(Recorded information)
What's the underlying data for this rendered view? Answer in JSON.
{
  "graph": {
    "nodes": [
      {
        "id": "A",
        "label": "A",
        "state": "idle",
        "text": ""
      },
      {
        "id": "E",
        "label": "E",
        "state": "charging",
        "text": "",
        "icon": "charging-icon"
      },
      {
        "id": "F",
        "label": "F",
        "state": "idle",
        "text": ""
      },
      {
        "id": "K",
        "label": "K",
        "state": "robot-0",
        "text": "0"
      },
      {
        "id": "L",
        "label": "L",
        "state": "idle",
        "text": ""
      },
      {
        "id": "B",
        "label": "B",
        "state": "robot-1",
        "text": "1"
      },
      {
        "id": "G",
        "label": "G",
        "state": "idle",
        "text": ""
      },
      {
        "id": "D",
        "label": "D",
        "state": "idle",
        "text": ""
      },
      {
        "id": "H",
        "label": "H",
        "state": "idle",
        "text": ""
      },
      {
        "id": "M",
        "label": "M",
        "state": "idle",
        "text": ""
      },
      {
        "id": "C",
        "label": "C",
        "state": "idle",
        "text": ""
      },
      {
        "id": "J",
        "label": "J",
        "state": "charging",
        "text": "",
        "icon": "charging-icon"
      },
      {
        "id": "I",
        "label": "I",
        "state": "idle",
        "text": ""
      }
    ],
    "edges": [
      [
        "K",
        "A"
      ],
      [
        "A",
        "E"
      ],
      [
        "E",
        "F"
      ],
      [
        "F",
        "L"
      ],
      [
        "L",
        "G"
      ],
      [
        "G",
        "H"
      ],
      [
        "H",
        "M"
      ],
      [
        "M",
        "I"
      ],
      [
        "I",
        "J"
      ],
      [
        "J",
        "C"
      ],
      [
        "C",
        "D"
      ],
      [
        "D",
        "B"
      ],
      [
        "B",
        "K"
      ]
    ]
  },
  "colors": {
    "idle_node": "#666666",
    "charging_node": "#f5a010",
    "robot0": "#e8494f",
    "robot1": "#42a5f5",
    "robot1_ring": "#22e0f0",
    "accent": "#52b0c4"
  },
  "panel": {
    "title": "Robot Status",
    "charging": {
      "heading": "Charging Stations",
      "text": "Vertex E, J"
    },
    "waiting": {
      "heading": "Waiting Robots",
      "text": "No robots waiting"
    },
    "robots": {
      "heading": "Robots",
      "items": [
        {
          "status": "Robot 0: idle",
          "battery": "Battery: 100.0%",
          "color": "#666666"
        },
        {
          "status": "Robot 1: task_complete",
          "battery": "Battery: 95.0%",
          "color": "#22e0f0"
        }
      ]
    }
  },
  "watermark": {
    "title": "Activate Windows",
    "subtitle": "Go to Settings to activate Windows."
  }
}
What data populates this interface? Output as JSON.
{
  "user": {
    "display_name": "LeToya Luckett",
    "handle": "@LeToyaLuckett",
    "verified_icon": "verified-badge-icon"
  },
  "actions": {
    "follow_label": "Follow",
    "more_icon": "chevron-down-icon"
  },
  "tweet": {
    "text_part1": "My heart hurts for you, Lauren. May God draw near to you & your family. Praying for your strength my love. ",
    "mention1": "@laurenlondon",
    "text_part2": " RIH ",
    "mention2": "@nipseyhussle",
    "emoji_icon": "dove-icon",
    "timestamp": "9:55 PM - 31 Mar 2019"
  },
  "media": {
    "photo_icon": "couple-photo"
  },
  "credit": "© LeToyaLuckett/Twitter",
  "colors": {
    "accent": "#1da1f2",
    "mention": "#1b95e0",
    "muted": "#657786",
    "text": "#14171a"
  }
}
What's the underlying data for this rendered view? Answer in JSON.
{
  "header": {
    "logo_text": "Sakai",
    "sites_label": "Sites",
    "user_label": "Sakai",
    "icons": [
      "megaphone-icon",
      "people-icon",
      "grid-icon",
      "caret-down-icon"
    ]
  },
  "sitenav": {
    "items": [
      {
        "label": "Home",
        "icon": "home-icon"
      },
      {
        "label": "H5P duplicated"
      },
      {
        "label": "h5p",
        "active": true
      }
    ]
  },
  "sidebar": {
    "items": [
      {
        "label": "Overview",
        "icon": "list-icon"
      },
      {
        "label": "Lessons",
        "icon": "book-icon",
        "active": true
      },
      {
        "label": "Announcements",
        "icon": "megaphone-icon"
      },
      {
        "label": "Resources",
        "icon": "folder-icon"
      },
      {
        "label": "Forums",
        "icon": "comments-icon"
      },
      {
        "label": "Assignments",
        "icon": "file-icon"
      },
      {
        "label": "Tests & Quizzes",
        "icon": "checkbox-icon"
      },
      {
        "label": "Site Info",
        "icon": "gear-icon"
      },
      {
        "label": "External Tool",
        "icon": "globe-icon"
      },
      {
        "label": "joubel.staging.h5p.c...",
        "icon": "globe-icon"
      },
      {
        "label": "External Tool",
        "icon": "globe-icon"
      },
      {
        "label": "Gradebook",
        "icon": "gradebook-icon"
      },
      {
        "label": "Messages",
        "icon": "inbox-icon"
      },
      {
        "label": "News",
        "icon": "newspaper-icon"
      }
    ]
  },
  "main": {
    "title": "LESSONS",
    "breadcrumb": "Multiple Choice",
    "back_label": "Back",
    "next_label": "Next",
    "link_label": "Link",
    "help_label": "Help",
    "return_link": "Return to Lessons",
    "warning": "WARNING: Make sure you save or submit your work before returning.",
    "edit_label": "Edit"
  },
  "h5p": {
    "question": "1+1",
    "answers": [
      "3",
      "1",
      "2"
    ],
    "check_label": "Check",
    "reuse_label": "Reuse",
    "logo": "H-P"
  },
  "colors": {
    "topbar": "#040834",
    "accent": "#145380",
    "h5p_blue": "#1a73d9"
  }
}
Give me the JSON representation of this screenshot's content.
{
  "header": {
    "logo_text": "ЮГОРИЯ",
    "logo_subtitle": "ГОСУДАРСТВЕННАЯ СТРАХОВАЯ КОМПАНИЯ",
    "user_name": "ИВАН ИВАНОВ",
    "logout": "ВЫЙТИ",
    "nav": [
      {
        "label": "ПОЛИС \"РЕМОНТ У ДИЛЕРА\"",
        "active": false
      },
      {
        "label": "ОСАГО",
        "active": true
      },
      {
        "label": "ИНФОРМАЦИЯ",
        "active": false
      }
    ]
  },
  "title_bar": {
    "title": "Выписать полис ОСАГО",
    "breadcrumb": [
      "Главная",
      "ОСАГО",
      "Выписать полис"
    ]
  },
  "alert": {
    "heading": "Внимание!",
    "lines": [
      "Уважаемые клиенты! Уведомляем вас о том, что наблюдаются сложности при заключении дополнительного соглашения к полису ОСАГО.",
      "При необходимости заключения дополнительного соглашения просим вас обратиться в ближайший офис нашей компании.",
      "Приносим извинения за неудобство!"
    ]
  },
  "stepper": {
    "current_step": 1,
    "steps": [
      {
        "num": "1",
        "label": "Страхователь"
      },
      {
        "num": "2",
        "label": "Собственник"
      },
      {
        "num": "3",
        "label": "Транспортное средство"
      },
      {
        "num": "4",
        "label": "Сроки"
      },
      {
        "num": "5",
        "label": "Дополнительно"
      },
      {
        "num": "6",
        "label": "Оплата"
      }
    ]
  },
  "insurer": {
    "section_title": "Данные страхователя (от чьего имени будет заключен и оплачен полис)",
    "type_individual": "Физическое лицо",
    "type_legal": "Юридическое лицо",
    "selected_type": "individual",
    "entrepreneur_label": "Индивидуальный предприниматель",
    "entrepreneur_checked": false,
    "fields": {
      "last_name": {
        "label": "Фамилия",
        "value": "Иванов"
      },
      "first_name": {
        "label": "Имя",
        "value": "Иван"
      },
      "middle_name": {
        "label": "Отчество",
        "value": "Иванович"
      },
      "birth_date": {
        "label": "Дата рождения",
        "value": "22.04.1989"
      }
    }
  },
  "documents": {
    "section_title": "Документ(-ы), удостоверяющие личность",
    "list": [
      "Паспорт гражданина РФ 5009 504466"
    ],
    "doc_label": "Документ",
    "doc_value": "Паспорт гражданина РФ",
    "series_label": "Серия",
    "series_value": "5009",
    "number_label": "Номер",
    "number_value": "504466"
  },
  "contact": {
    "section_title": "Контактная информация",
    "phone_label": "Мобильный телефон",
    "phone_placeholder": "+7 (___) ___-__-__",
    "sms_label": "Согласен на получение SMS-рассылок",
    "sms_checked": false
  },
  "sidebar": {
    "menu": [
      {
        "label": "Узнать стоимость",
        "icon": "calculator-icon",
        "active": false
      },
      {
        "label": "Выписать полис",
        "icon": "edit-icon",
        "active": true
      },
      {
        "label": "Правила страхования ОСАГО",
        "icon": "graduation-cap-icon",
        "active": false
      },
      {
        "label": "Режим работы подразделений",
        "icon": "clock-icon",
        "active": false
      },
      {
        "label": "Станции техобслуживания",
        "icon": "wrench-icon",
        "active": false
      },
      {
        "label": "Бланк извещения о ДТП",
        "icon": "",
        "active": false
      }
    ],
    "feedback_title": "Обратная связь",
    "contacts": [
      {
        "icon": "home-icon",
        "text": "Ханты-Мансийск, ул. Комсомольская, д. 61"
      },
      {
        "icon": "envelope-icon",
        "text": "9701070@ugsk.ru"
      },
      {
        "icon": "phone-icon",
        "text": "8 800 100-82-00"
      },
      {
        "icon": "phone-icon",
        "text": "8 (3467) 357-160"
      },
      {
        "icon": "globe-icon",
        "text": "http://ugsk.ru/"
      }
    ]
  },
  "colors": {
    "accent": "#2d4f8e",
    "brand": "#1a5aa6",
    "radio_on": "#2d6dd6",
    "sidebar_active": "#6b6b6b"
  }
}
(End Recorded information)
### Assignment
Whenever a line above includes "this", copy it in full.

### Completed task
What's the underlying data for this rendered view? Answer in JSON.
What data populates this interface? Output as JSON.
What's the underlying data for this rendered view? Answer in JSON.
Give me the JSON representation of this screenshot's content.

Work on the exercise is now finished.